Why are so many quitting church?


A new book by Washington Times reporter Julia Duin examines the reasons behind why so many professing Christians are choosing to leave the church. The book Quiting Church promises to be an interesting and perhaps sobering study.


Duin writes:


There are paradoxes in this story, too. In recent decades, thriving megachurches have dominated the landscape, offering media-friendly services and chatty sermons in gigantic sanctuaries that give seekers a cushion of anonymity. But in 2007, the influential Willow Creek Community Church near Chicago found that many older members said they are now spiritually "stalled" or "dissatisfied."

Duin is convinced many evangelical churches are also struggling to deal with rising numbers of single adults and single-parent families. In 2005, a University of Virginia researcher found that 32 percent of married men and 38 percent of married women are churchgoers. But only 15 percent of single men and 23 percent of single women go to church.

There's another reality that is hard to put into statistics, said Duin.

Many believers have grown tired of quickie services, PowerPoint answers and pop lyrics.
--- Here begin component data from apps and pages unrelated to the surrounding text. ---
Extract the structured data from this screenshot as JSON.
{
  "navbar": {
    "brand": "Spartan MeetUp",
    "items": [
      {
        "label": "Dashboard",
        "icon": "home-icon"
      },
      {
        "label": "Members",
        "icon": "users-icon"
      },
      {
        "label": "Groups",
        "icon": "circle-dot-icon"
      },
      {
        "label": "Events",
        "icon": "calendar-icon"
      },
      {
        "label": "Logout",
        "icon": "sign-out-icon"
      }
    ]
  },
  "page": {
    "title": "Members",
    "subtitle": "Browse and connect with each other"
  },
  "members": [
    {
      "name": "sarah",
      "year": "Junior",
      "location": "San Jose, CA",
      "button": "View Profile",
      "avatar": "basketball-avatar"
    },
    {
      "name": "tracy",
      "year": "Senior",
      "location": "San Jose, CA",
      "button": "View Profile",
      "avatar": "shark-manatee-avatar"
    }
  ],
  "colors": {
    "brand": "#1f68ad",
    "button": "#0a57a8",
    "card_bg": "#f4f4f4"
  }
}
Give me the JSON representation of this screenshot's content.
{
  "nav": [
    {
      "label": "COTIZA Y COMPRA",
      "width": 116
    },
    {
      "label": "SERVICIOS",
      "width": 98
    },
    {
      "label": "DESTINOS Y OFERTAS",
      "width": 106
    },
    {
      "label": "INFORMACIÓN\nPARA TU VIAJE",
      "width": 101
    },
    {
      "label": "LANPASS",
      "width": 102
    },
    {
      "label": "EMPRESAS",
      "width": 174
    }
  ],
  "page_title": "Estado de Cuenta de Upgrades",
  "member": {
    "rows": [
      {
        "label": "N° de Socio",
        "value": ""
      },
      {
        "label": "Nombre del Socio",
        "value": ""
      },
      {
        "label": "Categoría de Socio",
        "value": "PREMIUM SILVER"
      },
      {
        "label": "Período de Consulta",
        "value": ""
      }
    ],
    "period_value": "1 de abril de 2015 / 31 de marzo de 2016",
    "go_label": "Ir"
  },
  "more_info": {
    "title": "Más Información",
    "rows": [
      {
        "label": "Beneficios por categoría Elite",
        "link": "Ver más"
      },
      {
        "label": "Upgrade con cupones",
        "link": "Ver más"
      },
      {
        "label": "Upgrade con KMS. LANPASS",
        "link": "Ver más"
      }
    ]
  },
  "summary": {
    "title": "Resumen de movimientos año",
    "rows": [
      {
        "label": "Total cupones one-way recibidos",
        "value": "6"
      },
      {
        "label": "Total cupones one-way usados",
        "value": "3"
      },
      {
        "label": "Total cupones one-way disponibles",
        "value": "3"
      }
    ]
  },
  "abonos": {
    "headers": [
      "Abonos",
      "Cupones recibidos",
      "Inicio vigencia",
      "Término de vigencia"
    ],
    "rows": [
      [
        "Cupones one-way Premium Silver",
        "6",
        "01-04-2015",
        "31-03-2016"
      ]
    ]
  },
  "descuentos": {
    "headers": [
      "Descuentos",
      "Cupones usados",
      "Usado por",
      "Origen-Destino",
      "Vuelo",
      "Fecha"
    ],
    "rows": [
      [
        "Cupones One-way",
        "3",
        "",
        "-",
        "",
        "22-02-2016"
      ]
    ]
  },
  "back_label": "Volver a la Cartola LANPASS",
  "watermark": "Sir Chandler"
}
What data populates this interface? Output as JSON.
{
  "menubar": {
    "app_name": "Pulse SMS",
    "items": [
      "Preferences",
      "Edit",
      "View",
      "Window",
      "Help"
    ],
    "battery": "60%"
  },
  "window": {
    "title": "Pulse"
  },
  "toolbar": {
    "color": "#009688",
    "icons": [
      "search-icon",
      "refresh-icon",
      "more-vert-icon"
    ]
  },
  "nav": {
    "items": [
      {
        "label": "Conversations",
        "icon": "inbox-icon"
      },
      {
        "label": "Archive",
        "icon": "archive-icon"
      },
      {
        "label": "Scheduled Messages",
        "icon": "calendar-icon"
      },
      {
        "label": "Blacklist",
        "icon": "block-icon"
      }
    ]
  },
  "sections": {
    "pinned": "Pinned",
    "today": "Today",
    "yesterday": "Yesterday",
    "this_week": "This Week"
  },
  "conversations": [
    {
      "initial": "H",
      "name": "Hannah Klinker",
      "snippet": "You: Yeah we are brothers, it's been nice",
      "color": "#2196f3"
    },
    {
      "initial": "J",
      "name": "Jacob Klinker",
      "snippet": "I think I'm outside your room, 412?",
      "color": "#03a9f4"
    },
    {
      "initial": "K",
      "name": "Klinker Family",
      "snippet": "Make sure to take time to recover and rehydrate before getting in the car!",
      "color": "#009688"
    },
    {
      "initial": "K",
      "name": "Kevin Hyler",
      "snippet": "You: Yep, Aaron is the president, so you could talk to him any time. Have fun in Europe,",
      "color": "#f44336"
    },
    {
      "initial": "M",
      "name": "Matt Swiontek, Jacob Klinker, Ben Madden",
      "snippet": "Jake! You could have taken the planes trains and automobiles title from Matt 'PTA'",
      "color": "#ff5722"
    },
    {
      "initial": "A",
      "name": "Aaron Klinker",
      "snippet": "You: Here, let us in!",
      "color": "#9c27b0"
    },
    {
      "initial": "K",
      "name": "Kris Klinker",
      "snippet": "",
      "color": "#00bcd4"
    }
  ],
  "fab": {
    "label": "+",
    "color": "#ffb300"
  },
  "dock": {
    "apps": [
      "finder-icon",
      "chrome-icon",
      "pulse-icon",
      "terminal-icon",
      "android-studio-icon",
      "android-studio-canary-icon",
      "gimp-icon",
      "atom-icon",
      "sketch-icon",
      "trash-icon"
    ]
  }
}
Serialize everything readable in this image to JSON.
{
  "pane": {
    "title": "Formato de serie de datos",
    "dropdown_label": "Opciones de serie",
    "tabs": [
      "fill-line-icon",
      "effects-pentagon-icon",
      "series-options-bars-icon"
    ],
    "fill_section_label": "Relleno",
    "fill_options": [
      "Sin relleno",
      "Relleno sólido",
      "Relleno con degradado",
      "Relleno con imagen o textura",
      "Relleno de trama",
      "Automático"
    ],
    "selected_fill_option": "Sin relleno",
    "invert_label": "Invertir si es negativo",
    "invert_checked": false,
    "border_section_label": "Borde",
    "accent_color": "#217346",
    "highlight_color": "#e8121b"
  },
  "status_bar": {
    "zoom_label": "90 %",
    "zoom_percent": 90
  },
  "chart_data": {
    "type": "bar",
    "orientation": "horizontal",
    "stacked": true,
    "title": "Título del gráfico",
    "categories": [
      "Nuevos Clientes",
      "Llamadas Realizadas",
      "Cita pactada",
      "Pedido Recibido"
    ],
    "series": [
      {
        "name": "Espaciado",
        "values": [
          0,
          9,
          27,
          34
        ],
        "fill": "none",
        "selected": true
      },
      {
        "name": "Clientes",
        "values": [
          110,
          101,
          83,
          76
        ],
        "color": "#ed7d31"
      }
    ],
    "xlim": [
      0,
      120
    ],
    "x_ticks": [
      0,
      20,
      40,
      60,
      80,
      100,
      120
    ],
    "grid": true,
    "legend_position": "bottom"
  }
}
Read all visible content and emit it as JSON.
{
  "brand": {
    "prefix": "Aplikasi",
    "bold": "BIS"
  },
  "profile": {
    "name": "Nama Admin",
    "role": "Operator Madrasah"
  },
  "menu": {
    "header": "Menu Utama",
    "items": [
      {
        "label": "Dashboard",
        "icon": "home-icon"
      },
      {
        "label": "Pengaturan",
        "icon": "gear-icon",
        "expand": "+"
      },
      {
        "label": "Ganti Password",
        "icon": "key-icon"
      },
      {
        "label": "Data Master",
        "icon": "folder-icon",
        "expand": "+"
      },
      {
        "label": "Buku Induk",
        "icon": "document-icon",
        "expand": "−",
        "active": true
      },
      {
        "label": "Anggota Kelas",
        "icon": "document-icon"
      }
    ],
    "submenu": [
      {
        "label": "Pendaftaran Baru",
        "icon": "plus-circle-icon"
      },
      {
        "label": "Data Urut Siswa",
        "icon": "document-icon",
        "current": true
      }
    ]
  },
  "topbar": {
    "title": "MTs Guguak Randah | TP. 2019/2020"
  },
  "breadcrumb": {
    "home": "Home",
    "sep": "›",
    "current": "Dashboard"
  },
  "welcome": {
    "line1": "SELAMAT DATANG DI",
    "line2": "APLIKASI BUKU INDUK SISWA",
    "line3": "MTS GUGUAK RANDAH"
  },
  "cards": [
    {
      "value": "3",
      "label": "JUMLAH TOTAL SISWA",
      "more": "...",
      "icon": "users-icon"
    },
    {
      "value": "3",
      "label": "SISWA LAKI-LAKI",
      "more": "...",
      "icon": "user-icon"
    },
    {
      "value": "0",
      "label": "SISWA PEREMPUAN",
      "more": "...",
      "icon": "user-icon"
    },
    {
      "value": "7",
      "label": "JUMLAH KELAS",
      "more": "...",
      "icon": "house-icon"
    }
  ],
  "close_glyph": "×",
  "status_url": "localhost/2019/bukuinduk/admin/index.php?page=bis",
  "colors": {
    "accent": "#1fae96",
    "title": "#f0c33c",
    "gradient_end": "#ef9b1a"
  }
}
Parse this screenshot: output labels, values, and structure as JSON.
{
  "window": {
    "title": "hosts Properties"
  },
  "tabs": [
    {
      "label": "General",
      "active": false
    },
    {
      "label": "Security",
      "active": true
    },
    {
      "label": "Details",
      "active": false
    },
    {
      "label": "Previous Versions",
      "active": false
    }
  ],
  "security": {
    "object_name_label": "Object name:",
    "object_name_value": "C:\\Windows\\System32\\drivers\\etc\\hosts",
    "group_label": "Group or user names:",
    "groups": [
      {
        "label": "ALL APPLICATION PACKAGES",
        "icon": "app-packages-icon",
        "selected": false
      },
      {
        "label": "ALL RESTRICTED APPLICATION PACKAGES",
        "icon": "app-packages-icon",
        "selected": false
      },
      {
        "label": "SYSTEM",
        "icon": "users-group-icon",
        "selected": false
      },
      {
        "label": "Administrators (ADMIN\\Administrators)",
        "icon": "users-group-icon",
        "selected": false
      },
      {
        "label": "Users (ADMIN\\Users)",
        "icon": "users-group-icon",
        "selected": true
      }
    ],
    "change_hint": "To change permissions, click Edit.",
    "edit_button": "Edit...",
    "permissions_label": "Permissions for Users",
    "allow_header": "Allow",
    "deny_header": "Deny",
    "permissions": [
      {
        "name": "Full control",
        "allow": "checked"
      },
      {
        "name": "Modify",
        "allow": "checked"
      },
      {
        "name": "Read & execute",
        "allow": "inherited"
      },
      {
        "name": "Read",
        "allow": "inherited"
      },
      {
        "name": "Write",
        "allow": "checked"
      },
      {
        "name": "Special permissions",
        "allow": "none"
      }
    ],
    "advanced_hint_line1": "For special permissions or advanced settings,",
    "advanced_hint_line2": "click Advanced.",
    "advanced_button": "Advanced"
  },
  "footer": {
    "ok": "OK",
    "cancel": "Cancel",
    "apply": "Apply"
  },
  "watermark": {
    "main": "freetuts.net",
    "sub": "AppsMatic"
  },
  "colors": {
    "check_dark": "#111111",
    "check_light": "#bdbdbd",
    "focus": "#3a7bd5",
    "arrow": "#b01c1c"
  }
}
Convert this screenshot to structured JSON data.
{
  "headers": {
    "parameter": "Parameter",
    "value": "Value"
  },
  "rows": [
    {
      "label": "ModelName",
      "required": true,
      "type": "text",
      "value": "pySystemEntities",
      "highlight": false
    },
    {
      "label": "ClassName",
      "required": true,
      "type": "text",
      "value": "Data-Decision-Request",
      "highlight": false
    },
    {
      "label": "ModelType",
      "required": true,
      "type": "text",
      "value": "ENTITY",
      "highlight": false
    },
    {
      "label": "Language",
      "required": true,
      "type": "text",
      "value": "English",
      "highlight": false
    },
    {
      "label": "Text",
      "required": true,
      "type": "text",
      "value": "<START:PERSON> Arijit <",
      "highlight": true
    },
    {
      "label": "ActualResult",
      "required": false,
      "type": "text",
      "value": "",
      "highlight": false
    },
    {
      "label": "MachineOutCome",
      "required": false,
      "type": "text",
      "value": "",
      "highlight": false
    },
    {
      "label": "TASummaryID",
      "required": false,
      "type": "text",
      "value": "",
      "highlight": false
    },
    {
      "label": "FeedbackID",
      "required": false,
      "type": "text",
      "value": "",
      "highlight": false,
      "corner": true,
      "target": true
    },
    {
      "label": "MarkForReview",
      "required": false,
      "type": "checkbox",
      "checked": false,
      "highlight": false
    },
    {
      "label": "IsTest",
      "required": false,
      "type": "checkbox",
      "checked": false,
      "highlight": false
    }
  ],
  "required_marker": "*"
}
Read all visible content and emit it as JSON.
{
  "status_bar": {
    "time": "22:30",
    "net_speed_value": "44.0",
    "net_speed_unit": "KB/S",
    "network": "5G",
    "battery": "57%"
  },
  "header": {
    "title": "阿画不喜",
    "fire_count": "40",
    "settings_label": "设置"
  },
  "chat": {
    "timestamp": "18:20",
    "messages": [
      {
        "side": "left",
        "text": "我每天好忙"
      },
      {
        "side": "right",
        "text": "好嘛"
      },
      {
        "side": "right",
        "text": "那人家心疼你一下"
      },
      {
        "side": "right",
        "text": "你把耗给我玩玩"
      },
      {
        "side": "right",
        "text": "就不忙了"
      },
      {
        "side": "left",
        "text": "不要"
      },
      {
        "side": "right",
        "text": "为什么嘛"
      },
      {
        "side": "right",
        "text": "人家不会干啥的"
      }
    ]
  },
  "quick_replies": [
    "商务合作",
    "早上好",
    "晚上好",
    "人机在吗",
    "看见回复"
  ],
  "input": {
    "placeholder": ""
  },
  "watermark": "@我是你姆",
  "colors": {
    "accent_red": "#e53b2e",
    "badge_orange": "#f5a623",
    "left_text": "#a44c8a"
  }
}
Many "quitters" she interviewed were yearning for intimate, down-to-earth churches where pastors and people knew their names. They'd been born again. Now they wanted to know how to face the doubts and pains of daily life. They wanted real spiritual growth.

Many candid believers, said Duin, "are perplexed and disappointed with God" and they found that when they asked tough questions, they "were not getting meaningful answers from their churches. In fact, they were encouraged not to talk about their pain. ...

3 comments:

Pete Morris said...

Why are so many quitting church?
Maybe there are so few examples in America of the sacrifice of faithfulness in the church. Even the "professional" shepherd's lives are not that much different from the average American. Comfort in occupation, comfort in responsibilities, comfort in friends, comfort in income, comfort in faith. But that describes the rest of us too. Maybe the world doesn't recognize us because we look just like them? So for the nominal / the "searcher" - What difference does it make? Perhaps the "great falling away" has begun or maybe it's just ongoing in each generation?

God is good, all the time. The church is His Bride and she is His responsibility and He is faithful. There will come the Day and we will be changed, since He is faithful.

DVZ said...

I think your premise is a valid one, particularly when the "ecclesia" ceases to be the "company of the called-out ones". Clearly our salt has lost its flavor -- and we in the salt shaker remain in denial.

rmkton said...

loved this line in particular..."were not getting meaningful answers from their churches. In fact, they were encouraged not to talk about their pain. ..."

I think there are several reasons why people are quitting but this has to be near the top of the list...What I also find fascinating in talking to those who have quit is that they are not really influenced to any great extent by the new atheists (Hitchens, Harris, etc.)...the challenges they express come from within the church not from without.

I think the reasons people leave the church (or faith altogether) seem to fall into 3 categories.

1) View of scripture...that is an unnuanced, inflexible view of the Bible...we have to articulate a realistic view of scripture

2) Theological difficulties...that is our view of hell, OT views of God condoning mass annihilation of peoples

3) Behaviour of other Christians...that is if we are saved and have been given the Holy Spirit why is there so much evidence to the contrary.

Now I understand the answers from a biblical or theological perspective that would be given to each one of these problems...yet, if we are honest, I don't think we find them very satisfying.

These days I would rather someone be honest and tell me that they do not understand it either rather than give me an answer that they themselves are not sure they believe...have had years of that.

I think for us to move forward in this post-modern, post-christian world we have to be brutally honest with ourselves and have no fear of the truth (if we believe all truth is God's Truth)...two things I find very rare among Christians.

Mike